(Interface dataset entries)
↓↓↓

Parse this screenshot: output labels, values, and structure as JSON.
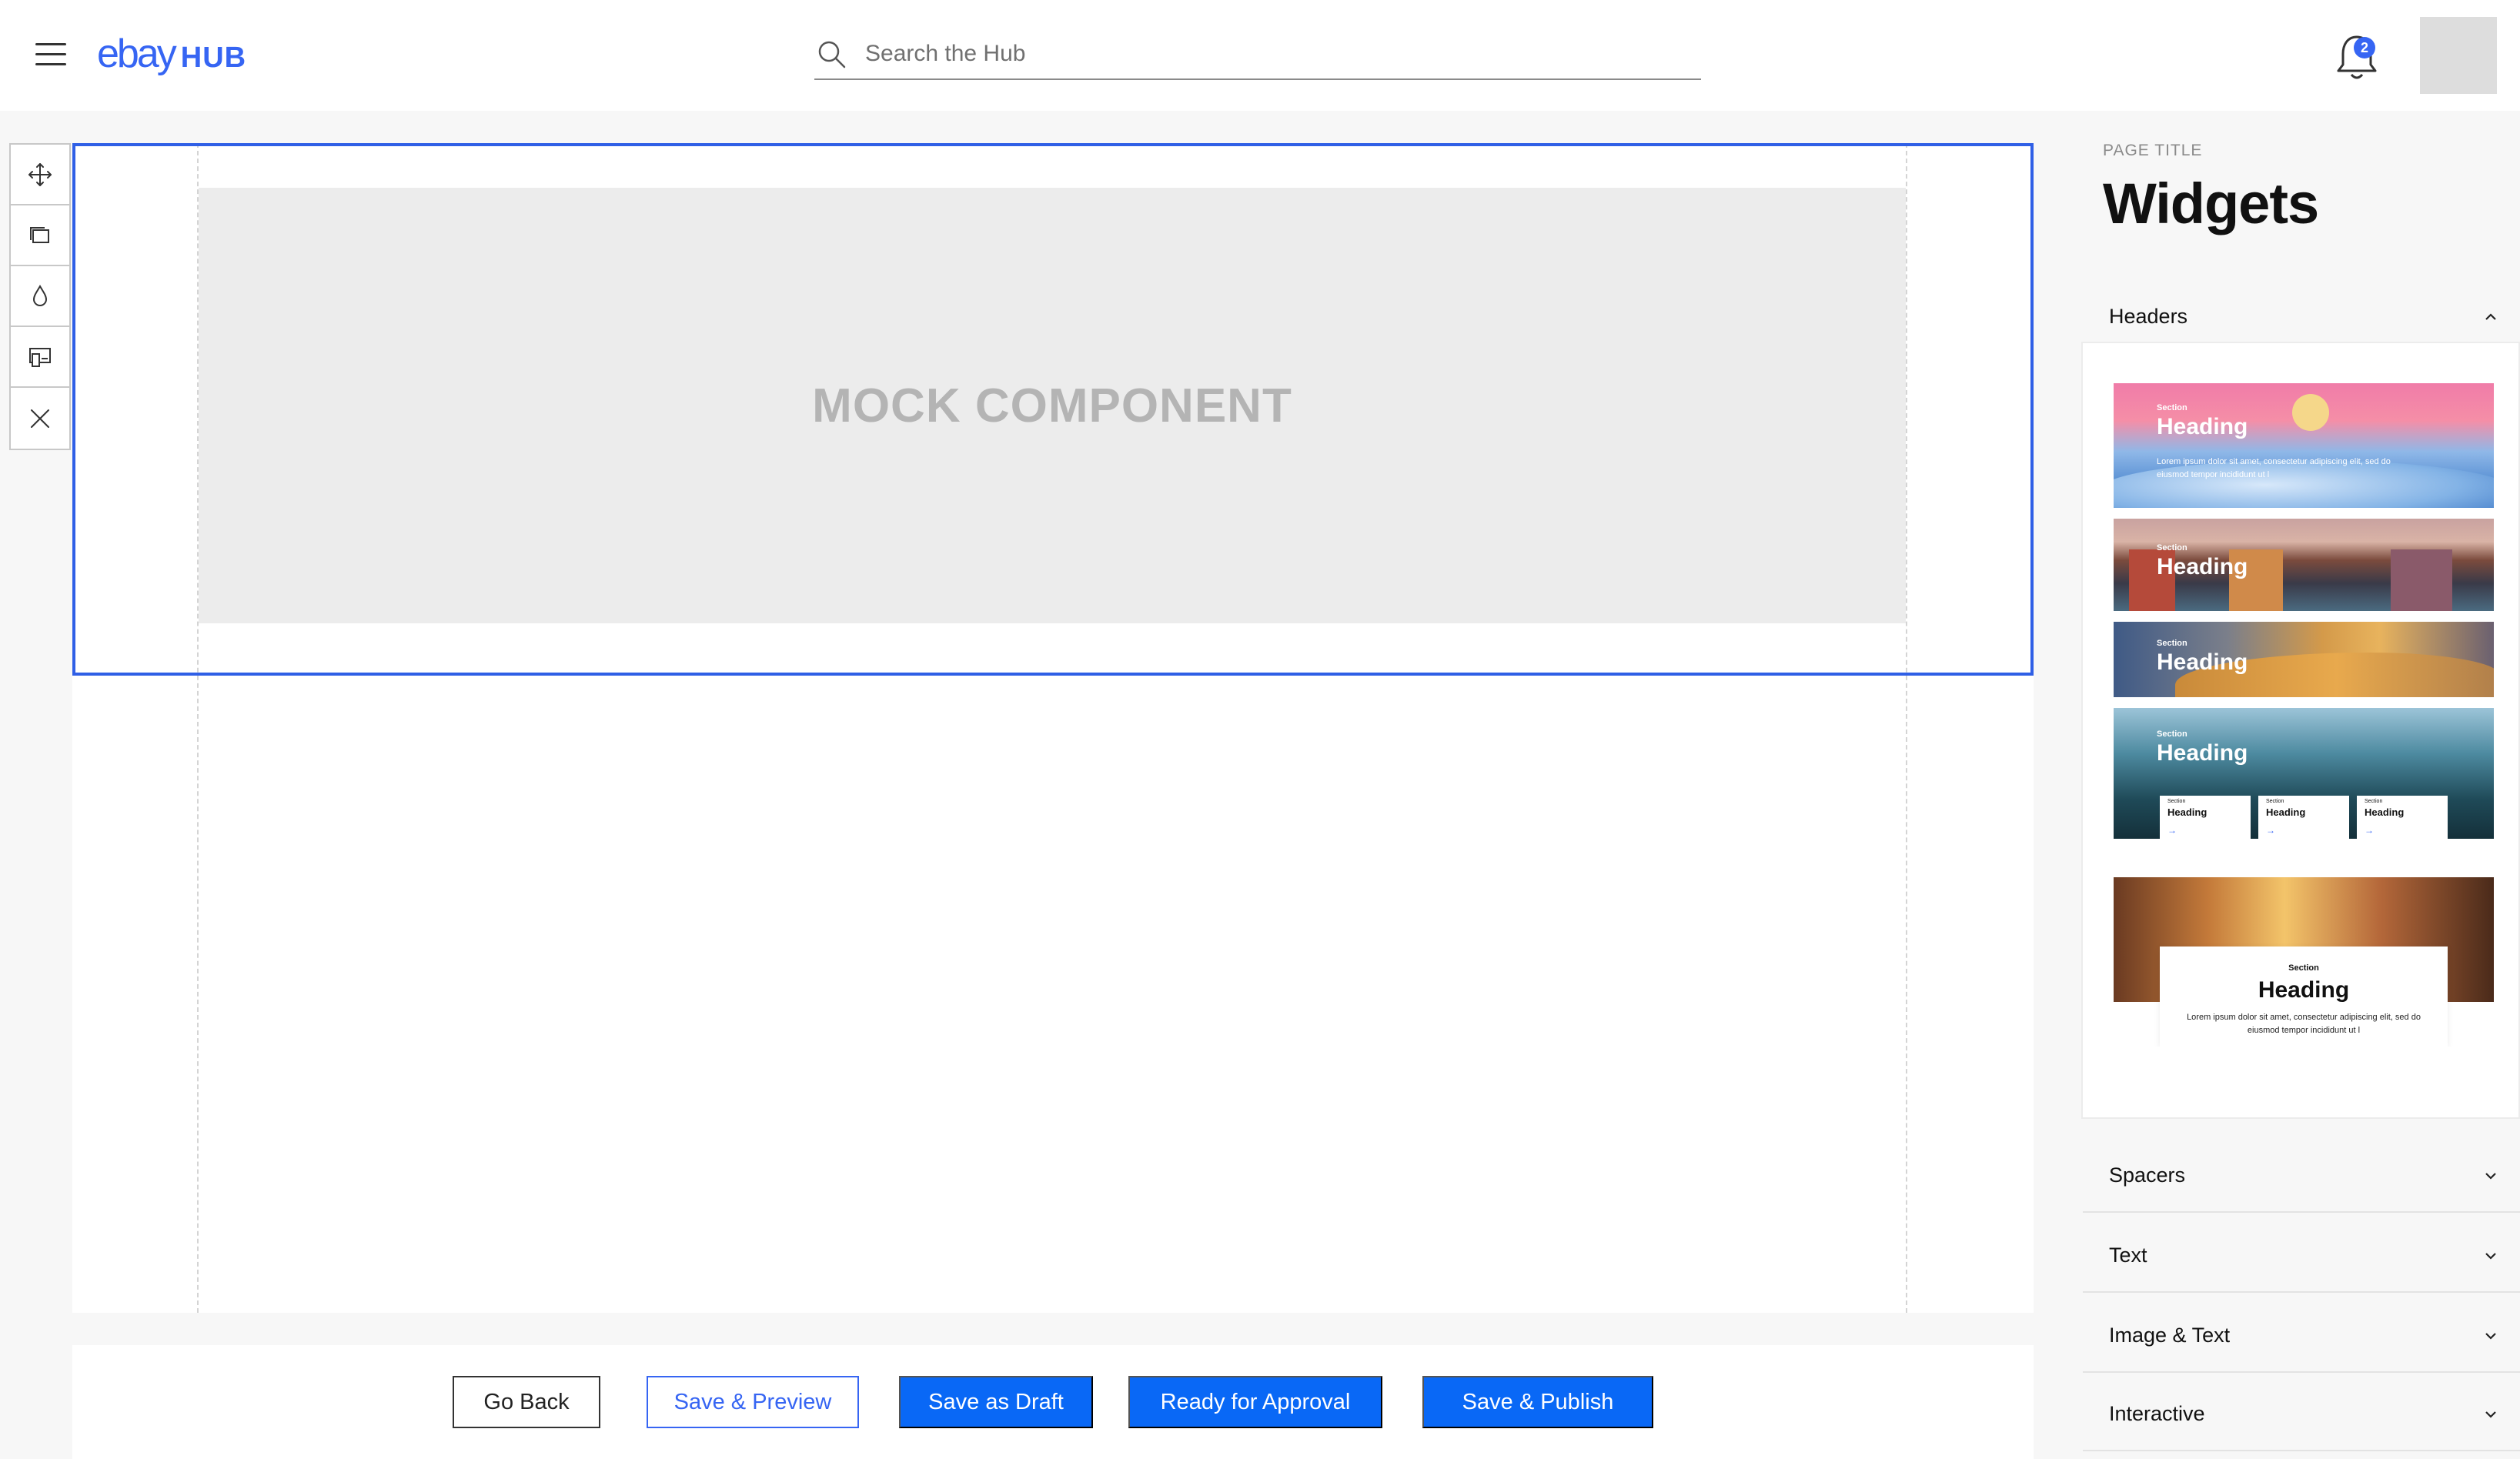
{
  "header": {
    "logo_main": "ebay",
    "logo_sub": "HUB",
    "search_placeholder": "Search the Hub",
    "notification_count": "2"
  },
  "tools": [
    "move-icon",
    "layers-icon",
    "color-drop-icon",
    "devices-icon",
    "close-icon"
  ],
  "canvas": {
    "mock_label": "MOCK COMPONENT"
  },
  "actions": {
    "go_back": "Go Back",
    "save_preview": "Save & Preview",
    "save_draft": "Save as Draft",
    "ready_approval": "Ready for Approval",
    "save_publish": "Save & Publish"
  },
  "panel": {
    "kicker": "PAGE TITLE",
    "title": "Widgets",
    "sections": {
      "headers": "Headers",
      "spacers": "Spacers",
      "text": "Text",
      "image_text": "Image & Text",
      "interactive": "Interactive"
    },
    "thumbnails": {
      "section": "Section",
      "heading": "Heading",
      "lorem": "Lorem ipsum dolor sit amet, consectetur adipiscing elit, sed do eiusmod tempor incididunt ut l",
      "arrow": "→"
    }
  },
  "colors": {
    "brand_blue": "#3665f3",
    "primary_button": "#0968f6",
    "selection_border": "#2f5fe6"
  }
}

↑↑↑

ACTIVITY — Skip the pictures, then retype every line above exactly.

WRITTEN ANSWER —
Parse this screenshot: output labels, values, and structure as JSON.
{
  "header": {
    "logo_main": "ebay",
    "logo_sub": "HUB",
    "search_placeholder": "Search the Hub",
    "notification_count": "2"
  },
  "tools": [
    "move-icon",
    "layers-icon",
    "color-drop-icon",
    "devices-icon",
    "close-icon"
  ],
  "canvas": {
    "mock_label": "MOCK COMPONENT"
  },
  "actions": {
    "go_back": "Go Back",
    "save_preview": "Save & Preview",
    "save_draft": "Save as Draft",
    "ready_approval": "Ready for Approval",
    "save_publish": "Save & Publish"
  },
  "panel": {
    "kicker": "PAGE TITLE",
    "title": "Widgets",
    "sections": {
      "headers": "Headers",
      "spacers": "Spacers",
      "text": "Text",
      "image_text": "Image & Text",
      "interactive": "Interactive"
    },
    "thumbnails": {
      "section": "Section",
      "heading": "Heading",
      "lorem": "Lorem ipsum dolor sit amet, consectetur adipiscing elit, sed do eiusmod tempor incididunt ut l",
      "arrow": "→"
    }
  },
  "colors": {
    "brand_blue": "#3665f3",
    "primary_button": "#0968f6",
    "selection_border": "#2f5fe6"
  }
}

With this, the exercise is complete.